Vitrification for diverse types of waste
Trials have been completed in Cumbria on a technology that converts mixed, lower-activity radioactive waste into a durable glass form.
Dealing efficiently and effectively with large quantities of mixed, diverse radioactive waste.
Thermal treatment technology already used overseas for asbestos and soils treatment to produce stable, passively safe material that can be disposed of.
Volume reduction, passivation and capacity to treat mixed contaminated waste cost-effectively.
New, more efficient ways of dealing with radioactive waste are an ongoing and important focus for the whole nuclear industry. Recent pilot trials in Cumbria have demonstrated that vitrification using thermal treatment has the potential to be used cost-effectively for mixed waste streams containing medium and lower levels of activity. The Geomelt® technology was developed in the US to treat a range of problematic wastes.
Across our estate such wastes are traditionally encapsulated in cement which increases overall waste volumes significantly. Thermal treatment is currently used only for high level liquid waste, a by-product of reprocessing spent nuclear fuel, which is vitrified at Sellafield.
Trials have been completed on a GeoMelt® demonstration rig to convert mixed lower activity material into a robust, durable glass wasteform. The demonstration rig was initially tested with nonradioactive materials at National Nuclear Laboratory’s (NNL) Workington facility then moved to the active rig hall in NNL’s Central Laboratory on the Sellafield site to tackle radioactive wastes. With a half-tonne capacity, the demonstrator has now successfully treated contaminated soil.

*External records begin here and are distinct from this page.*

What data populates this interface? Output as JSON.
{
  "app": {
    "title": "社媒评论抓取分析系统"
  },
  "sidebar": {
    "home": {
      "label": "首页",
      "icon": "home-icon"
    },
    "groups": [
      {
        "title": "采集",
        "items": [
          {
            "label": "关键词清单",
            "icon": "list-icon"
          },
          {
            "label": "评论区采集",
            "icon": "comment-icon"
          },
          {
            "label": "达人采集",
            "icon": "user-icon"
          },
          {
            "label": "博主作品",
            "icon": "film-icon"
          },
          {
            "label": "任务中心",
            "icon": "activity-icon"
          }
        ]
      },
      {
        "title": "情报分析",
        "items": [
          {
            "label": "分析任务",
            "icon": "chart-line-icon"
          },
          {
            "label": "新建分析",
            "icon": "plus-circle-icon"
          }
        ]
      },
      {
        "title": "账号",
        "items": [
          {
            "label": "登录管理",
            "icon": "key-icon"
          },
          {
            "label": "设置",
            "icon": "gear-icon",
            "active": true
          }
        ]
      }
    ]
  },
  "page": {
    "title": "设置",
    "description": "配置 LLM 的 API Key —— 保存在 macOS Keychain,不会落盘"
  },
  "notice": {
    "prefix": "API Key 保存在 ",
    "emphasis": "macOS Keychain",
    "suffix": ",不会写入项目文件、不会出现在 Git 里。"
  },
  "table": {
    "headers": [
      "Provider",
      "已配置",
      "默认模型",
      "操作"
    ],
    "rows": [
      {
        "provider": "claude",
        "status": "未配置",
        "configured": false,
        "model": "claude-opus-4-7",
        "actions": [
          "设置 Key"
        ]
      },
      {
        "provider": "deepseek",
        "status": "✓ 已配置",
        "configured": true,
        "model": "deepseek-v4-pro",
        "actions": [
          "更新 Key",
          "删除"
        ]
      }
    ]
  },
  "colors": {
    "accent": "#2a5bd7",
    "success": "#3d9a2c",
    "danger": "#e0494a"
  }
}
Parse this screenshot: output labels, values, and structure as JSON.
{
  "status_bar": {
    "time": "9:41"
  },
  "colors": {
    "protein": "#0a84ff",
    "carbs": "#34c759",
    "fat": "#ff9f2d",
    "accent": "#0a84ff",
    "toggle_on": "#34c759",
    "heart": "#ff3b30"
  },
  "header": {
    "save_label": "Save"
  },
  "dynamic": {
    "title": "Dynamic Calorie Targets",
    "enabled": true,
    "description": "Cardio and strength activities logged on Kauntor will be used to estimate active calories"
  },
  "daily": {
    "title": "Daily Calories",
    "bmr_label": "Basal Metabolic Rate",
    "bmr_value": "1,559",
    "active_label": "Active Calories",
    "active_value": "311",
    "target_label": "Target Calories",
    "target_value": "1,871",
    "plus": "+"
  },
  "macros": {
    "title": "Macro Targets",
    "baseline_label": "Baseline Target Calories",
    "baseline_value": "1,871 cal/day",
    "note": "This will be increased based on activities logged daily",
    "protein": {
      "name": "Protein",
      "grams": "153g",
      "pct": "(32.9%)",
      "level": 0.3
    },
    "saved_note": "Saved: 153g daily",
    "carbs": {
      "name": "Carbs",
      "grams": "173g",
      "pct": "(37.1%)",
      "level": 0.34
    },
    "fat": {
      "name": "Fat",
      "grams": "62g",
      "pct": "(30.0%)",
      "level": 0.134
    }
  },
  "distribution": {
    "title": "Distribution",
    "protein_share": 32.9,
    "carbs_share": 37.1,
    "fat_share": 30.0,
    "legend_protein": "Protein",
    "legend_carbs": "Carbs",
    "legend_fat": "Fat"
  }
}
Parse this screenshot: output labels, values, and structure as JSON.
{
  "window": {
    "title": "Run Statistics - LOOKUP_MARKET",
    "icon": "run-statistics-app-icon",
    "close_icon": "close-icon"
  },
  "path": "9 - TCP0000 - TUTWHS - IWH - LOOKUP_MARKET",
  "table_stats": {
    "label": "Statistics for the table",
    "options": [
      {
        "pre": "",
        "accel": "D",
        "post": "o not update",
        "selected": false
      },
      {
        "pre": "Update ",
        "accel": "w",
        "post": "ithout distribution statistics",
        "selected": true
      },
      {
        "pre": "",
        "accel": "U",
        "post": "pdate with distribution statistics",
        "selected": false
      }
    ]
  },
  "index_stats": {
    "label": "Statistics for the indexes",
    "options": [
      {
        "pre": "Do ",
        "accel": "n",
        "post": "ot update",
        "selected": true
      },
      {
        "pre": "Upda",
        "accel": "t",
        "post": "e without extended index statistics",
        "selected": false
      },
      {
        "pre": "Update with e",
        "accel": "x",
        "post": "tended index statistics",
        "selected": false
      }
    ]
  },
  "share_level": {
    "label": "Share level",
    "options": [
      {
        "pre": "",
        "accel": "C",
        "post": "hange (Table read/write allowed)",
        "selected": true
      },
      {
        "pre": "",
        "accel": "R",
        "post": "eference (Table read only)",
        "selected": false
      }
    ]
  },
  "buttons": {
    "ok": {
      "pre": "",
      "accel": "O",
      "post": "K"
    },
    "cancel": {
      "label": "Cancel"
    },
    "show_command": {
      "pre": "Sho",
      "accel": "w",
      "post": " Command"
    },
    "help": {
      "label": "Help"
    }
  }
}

There is potential to develop the technology on an even larger-scale and to treat diverse waste with increasingly higher levels of radioactivity, including organics, metals, sludges and plutonium-contaminated material. Meanwhile, treatment of contaminated asbestos is a further possibility that will be investigated.
Once vitrified, the waste is passively safe, corrosion-resistant and is expected to be suitable for final disposal.
Demonstrating this technology on a pilot scale with active material is a key step in making the process viable for the wider NDA estate.
Further analysis of any remaining activity and offgases, testing with higher levels of activity and establishing acceptability for disposal.
Existing technology adapted with additional support through the NDA’s Direct Research Portfolio to develop wider application across the nuclear sector.